The cooling and solidification of this ocean might have brought water and other dissolved volatiles up to the surface, ultimately building a thick, steamy atmosphere surrounding the planet lasting for about 10 million years.

The moisture and heat from the resulting atmosphere could have transformed long stretches of newly solidified surface into a thick a layer of clay. Over ensuing billions of years, asteroid bombardment and volcanic activity would have covered that clay in some places, leaving what we see today.

Martian surface
Artist’s illustration showing Mars enveloped in a thick, steamy atmosphere Kevin Cannon

"The basic recipe for making clay is you take rock and you add heat and water," said Cannon in a statement. "This primordial atmosphere created by a magma ocean would have been the hottest and wettest Mars ever was.

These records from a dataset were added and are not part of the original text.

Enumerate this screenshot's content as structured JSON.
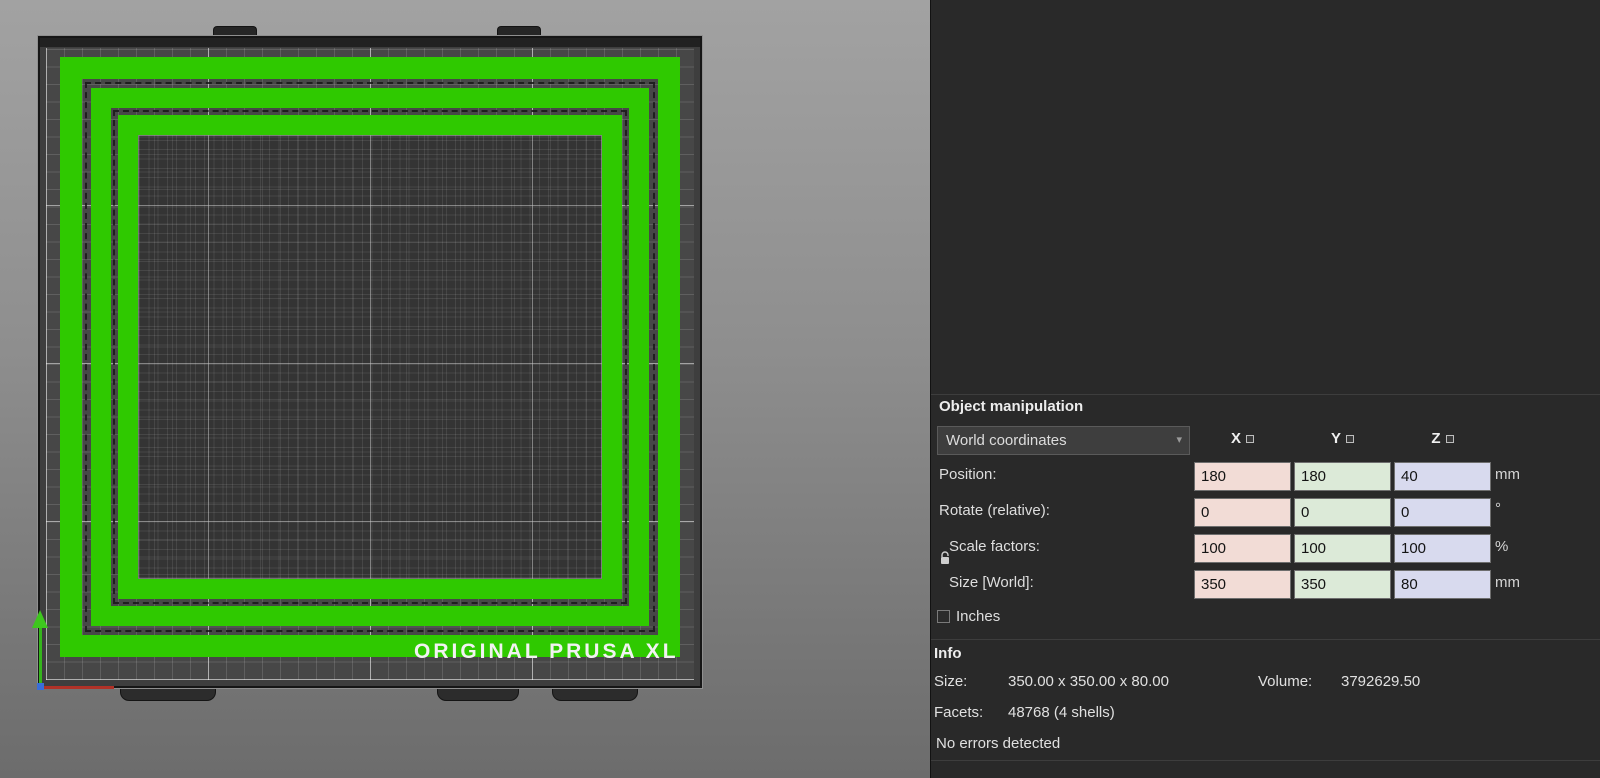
{
  "viewport": {
    "bed_label": "ORIGINAL PRUSA XL"
  },
  "object_manipulation": {
    "title": "Object manipulation",
    "coordinates_dropdown": "World coordinates",
    "axis_headers": [
      "X",
      "Y",
      "Z"
    ],
    "rows": [
      {
        "label": "Position:",
        "values": [
          "180",
          "180",
          "40"
        ],
        "unit": "mm"
      },
      {
        "label": "Rotate (relative):",
        "values": [
          "0",
          "0",
          "0"
        ],
        "unit": "°"
      },
      {
        "label": "Scale factors:",
        "values": [
          "100",
          "100",
          "100"
        ],
        "unit": "%"
      },
      {
        "label": "Size [World]:",
        "values": [
          "350",
          "350",
          "80"
        ],
        "unit": "mm"
      }
    ],
    "inches_label": "Inches"
  },
  "info": {
    "title": "Info",
    "size_label": "Size:",
    "size_value": "350.00 x 350.00 x 80.00",
    "volume_label": "Volume:",
    "volume_value": "3792629.50",
    "facets_label": "Facets:",
    "facets_value": "48768 (4 shells)",
    "status": "No errors detected"
  },
  "colors": {
    "x_field": "#f2dcd6",
    "y_field": "#dcead8",
    "z_field": "#d8daee",
    "object_green": "#2fc900",
    "panel_bg": "#292929"
  }
}
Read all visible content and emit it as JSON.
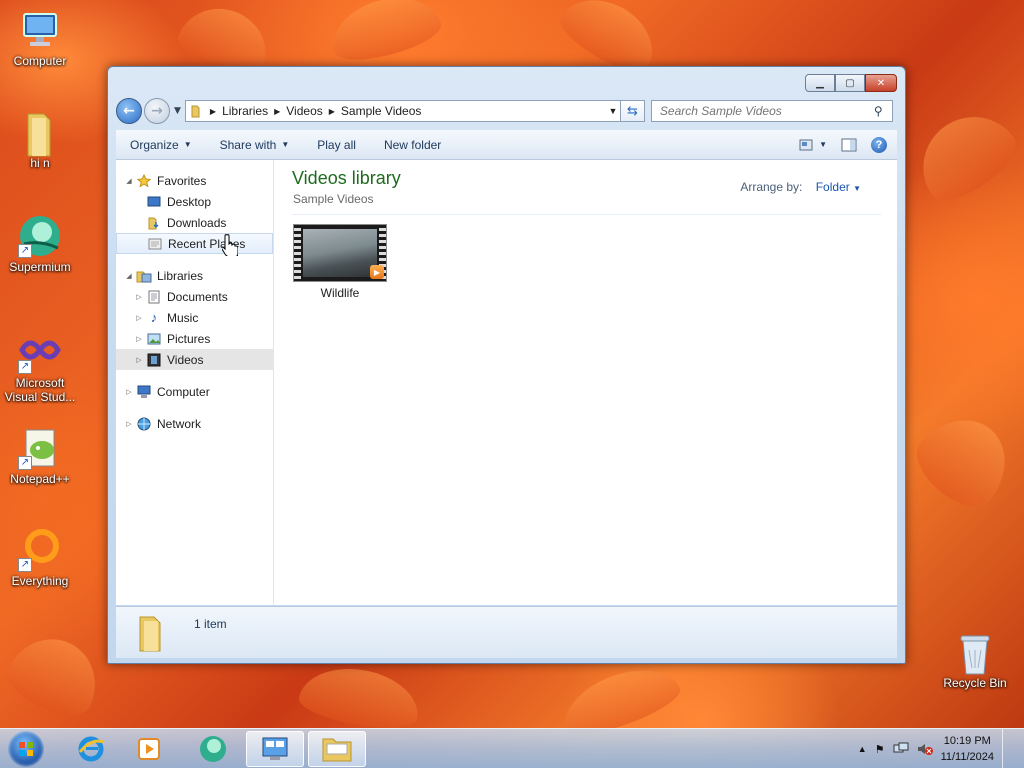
{
  "desktop": {
    "icons": [
      {
        "label": "Computer"
      },
      {
        "label": "hi n"
      },
      {
        "label": "Supermium"
      },
      {
        "label": "Microsoft Visual Stud..."
      },
      {
        "label": "Notepad++"
      },
      {
        "label": "Everything"
      },
      {
        "label": "Recycle Bin"
      }
    ]
  },
  "window": {
    "address": {
      "crumbs": [
        "Libraries",
        "Videos",
        "Sample Videos"
      ]
    },
    "search": {
      "placeholder": "Search Sample Videos"
    },
    "toolbar": {
      "organize": "Organize",
      "share_with": "Share with",
      "play_all": "Play all",
      "new_folder": "New folder"
    },
    "nav": {
      "favorites": "Favorites",
      "desktop": "Desktop",
      "downloads": "Downloads",
      "recent_places": "Recent Places",
      "libraries": "Libraries",
      "documents": "Documents",
      "music": "Music",
      "pictures": "Pictures",
      "videos": "Videos",
      "computer": "Computer",
      "network": "Network"
    },
    "content": {
      "title": "Videos library",
      "subtitle": "Sample Videos",
      "arrange_by_label": "Arrange by:",
      "arrange_by_value": "Folder",
      "files": [
        {
          "name": "Wildlife"
        }
      ]
    },
    "details": {
      "item_count": "1 item"
    }
  },
  "taskbar": {
    "clock": {
      "time": "10:19 PM",
      "date": "11/11/2024"
    }
  },
  "colors": {
    "library_title": "#1e6b1e",
    "accent_link": "#1a56b0",
    "close_button": "#c7412a"
  }
}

It's a situation where you could pervasively alter the crust and then just shuffle those materials around afterward."

Though the researchers say the theory is debatable, their simulations, in which properties of a rock similar to Martian basalt changed after being exposed to very similar steam bath-like conditions, lend further credence to the whole idea.

If their theory is correct, the history of water on Mars could be completely rewritten. In a statement to ScienceAlert, Canon said: "There had to have been a window there when temperatures were right for life to emerge and thrive, but how long did that window last? After the planet cooled fully and the magnetic field disappeared, life likely had to retreat below ground if it had any chance of surviving."

This could be proved with subsurface samples from the Red Planet. If this had ever really happened, vast deposits of clay might still be present under the Martian surface. "There potentially would have been quite a lot of water locked up in these buried clays," says study co-author Steve Parman.

"This would be a really interesting hypothesis to test," Parman added. "Depending on where the rover ultimately lands, I think we could get the right samples to illuminate these questions."

The study is published in the journal Nature.